“We encourage those with Blackberry and Android handsets to take the initiative now to help map their hometowns for the benefit of everyone there,” Griff said. “That’s one of most exciting promises of crowdsourcing, the opportunity for communities of consumers to create valuable information that’s otherwise unavailable to them.”

 

About Root Wireless

 

Root Wireless is the developer of Root Coverage™ service, cellular network performance mapping created by patent-pending technologies that audit and analyze cellular network and device performance.  The Bellevue, WA-based company’s products include Root Mobile™, a sophisticated crowdsourcing application that turns smartphones into network monitoring devices that measure the quality and reliability of wireless services, as well as the performance of handsets connecting to the networks.  For more information, please visit www.rootwireless.com.

 

Reader comments

Root Wireless releases network monitoring app

13 Comments

Install an app on my phone to run down my battery so a third party can take the data and repackage it and sell it. No thanks.

wow somebody has their panties in a wad. I highly highly doubt they could get away with selling that information, maybe selling a $3 app once it's out of beta to test for yourself. This is useful information we could all use, you not participating is doing nothing but potentially hurting everyone looking for the best coverage in their area.

Hi from Root Wireless. Thank you all for your interest. Just wanted to let you know that we have a version of the app coming for the Moto Droid. The 2.0 version of the OS didn't support some of our functionality (which is supported in 1.5, 1.6 and 2.1) so we have to wait for Verizon to provide the 2.1 update. Stay tuned... we'd love to have you run it on your Droid.

Thanks!

Droid users can use Sensorly (http://www.sensorly.com, search for "Sensorly" on the market) to get coverage maps right in their phone, we've figured out a way around the limitation on Android 2.0 :)

Actually, all Android users can use Sensorly, all through the US and in 8 other countries...

Give it a try, search for "Sensorly" on the market and download our Map Viewer: it's free, data collection is fully configurable and our privacy policy is stringent.

@Root Wireless

Say if someone had 2.1 on their droid would it work on it? If we are using a 2.1 rom or the official ese53 update. Im using Koush's rom at this time.

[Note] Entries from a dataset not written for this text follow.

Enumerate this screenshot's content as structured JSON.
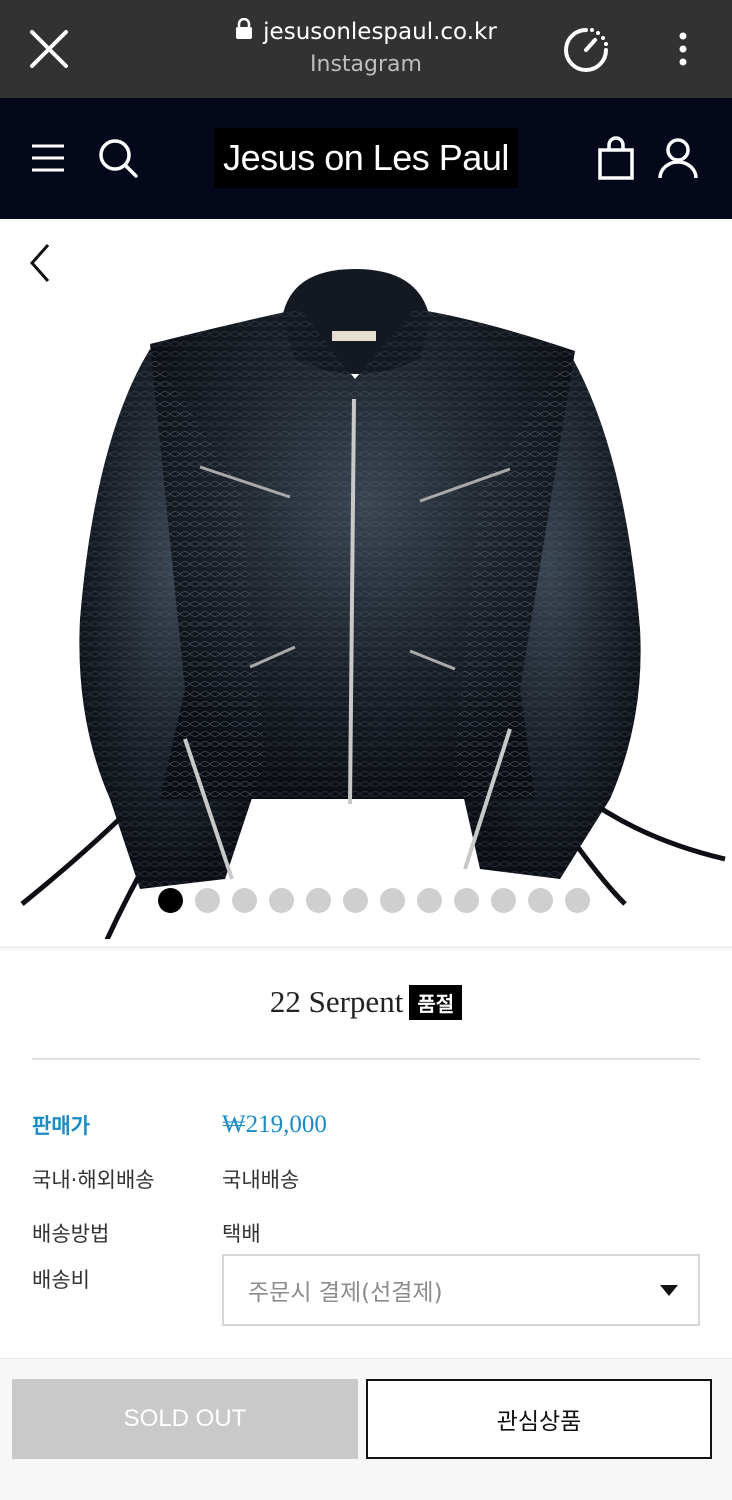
{
  "browser": {
    "url": "jesusonlespaul.co.kr",
    "source": "Instagram"
  },
  "header": {
    "logo_text": "Jesus on Les Paul"
  },
  "gallery": {
    "image_count": 12,
    "active_index": 0
  },
  "product": {
    "name": "22 Serpent",
    "badge": "품절"
  },
  "info": {
    "price_label": "판매가",
    "price_value": "₩219,000",
    "shipping_region_label": "국내·해외배송",
    "shipping_region_value": "국내배송",
    "shipping_method_label": "배송방법",
    "shipping_method_value": "택배",
    "shipping_fee_label": "배송비",
    "shipping_fee_selected": "주문시 결제(선결제)"
  },
  "actions": {
    "soldout_label": "SOLD OUT",
    "wishlist_label": "관심상품"
  },
  "colors": {
    "browser_bar": "#323232",
    "site_header": "#05071a",
    "price_accent": "#1a8bc4",
    "disabled_button": "#c9c9c9"
  }
}
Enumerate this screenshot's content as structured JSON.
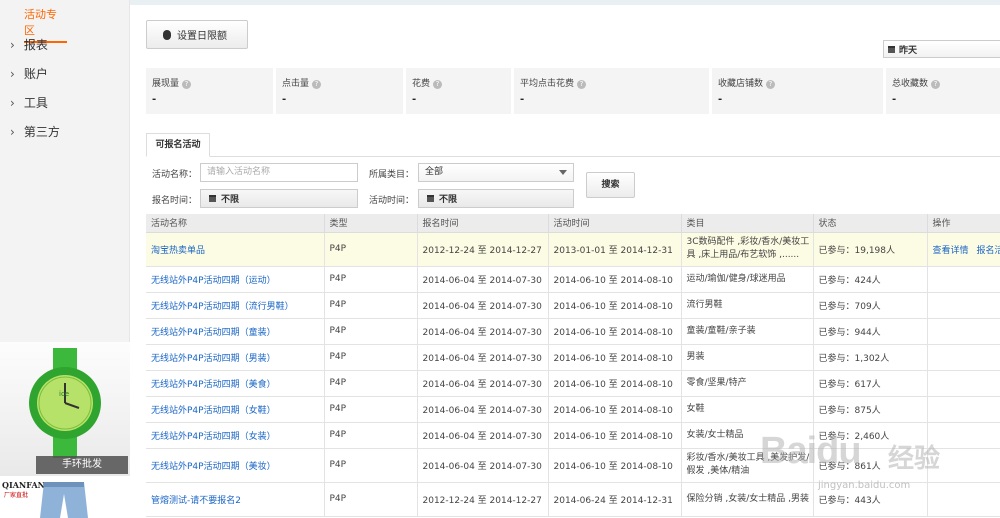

Activated my account, installed the application (CLIQ on 1.5) and I kept getting "Network Not Connected" error message... unstalled and will forget it!